───── DATA SECTION

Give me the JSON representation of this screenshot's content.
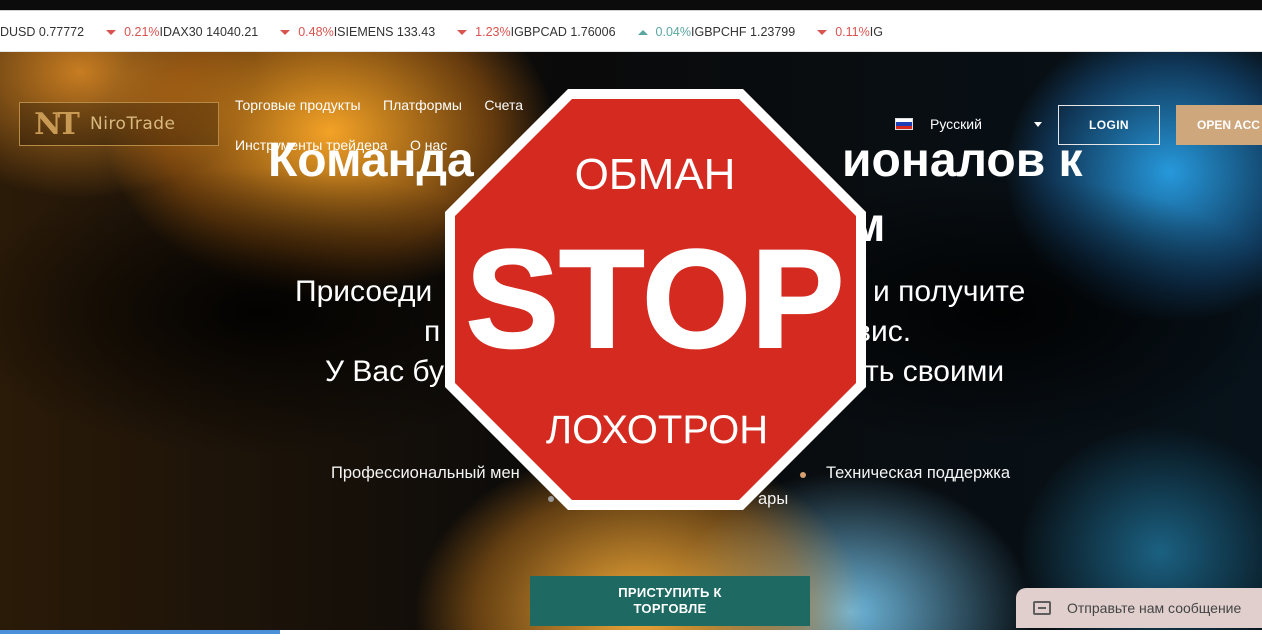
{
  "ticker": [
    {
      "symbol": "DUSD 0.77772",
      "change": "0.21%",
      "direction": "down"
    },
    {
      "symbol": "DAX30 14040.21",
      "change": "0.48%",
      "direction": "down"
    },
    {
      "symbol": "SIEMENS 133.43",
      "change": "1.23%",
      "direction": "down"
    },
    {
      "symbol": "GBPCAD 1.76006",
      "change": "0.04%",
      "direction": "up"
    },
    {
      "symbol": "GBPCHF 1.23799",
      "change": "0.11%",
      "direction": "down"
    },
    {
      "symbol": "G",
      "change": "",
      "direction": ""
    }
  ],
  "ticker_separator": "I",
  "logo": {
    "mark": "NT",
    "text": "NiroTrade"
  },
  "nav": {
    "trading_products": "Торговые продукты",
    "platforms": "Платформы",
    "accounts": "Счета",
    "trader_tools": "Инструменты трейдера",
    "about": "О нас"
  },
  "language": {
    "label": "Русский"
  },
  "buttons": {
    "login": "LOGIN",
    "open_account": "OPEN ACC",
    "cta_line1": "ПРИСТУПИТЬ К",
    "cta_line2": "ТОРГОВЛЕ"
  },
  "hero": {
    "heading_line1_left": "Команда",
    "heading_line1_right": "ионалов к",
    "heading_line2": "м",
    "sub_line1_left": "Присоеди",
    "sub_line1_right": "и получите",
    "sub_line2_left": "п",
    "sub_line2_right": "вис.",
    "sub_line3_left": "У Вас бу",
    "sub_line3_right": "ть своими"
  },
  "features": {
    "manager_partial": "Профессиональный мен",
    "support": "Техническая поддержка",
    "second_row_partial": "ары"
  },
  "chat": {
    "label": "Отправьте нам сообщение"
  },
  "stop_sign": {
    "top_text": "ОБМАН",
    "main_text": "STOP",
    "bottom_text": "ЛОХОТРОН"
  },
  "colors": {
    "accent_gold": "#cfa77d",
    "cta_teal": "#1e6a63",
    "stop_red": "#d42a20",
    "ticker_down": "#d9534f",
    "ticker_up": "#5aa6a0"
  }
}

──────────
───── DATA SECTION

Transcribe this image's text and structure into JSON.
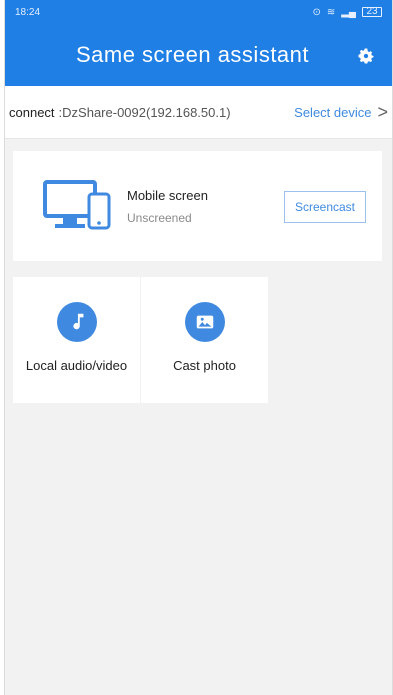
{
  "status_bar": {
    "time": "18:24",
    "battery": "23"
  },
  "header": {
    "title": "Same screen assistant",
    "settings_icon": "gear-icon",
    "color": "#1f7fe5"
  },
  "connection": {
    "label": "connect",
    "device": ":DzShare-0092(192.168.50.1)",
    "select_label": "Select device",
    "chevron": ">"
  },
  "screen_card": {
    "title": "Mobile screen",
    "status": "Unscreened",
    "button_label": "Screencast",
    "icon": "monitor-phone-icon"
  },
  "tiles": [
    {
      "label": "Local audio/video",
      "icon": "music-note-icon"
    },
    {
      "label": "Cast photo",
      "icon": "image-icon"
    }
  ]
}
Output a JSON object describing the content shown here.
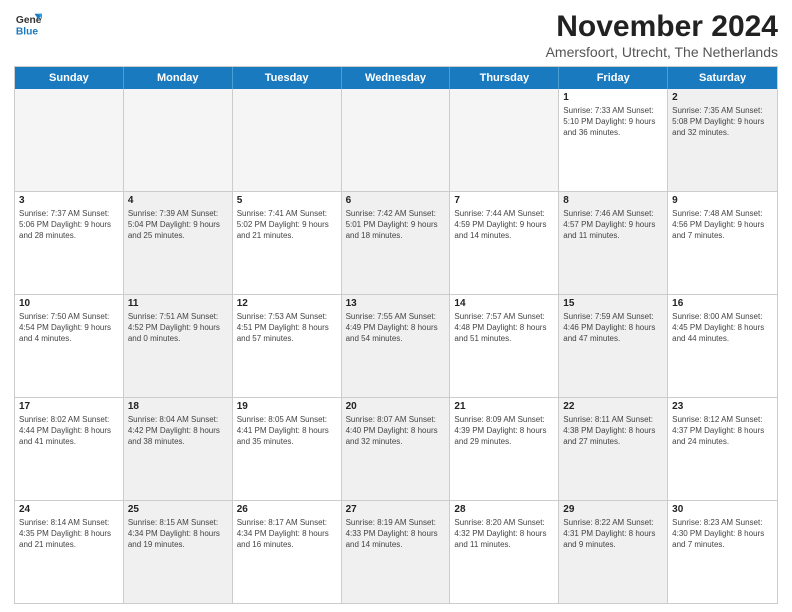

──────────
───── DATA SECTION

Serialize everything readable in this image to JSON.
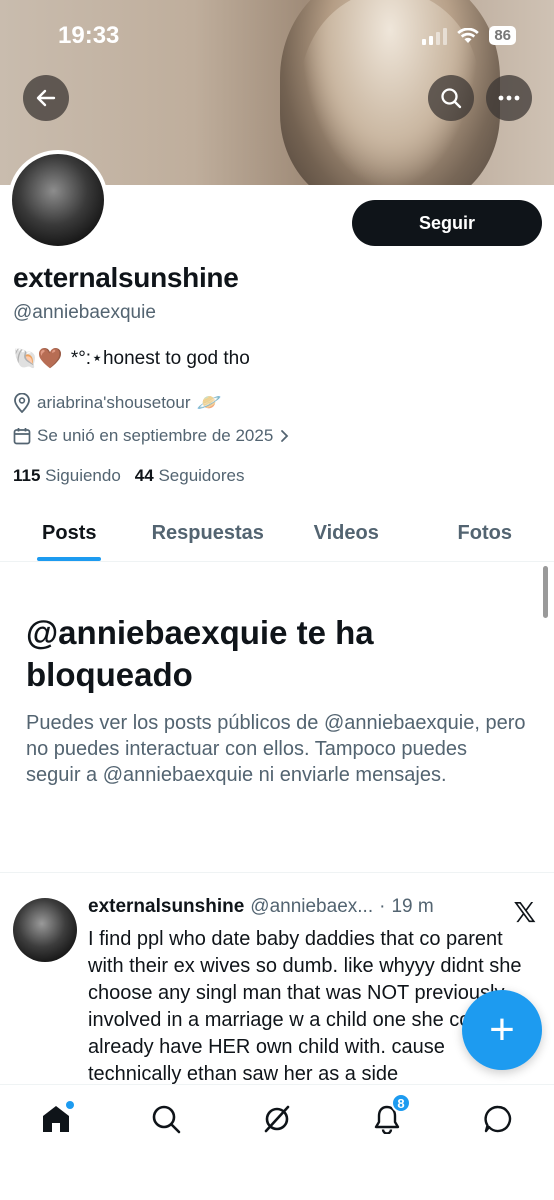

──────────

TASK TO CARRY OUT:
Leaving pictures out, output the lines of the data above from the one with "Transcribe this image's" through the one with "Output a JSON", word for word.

SOLUTION TO THIS PROBLEM:
Transcribe this image's text and structure into JSON.
{
  "status_bar": {
    "time": "18:24",
    "battery": "23"
  },
  "header": {
    "title": "Same screen assistant",
    "settings_icon": "gear-icon",
    "color": "#1f7fe5"
  },
  "connection": {
    "label": "connect",
    "device": ":DzShare-0092(192.168.50.1)",
    "select_label": "Select device",
    "chevron": ">"
  },
  "screen_card": {
    "title": "Mobile screen",
    "status": "Unscreened",
    "button_label": "Screencast",
    "icon": "monitor-phone-icon"
  },
  "tiles": [
    {
      "label": "Local audio/video",
      "icon": "music-note-icon"
    },
    {
      "label": "Cast photo",
      "icon": "image-icon"
    }
  ]
}
Output a JSON object describing the content shown here.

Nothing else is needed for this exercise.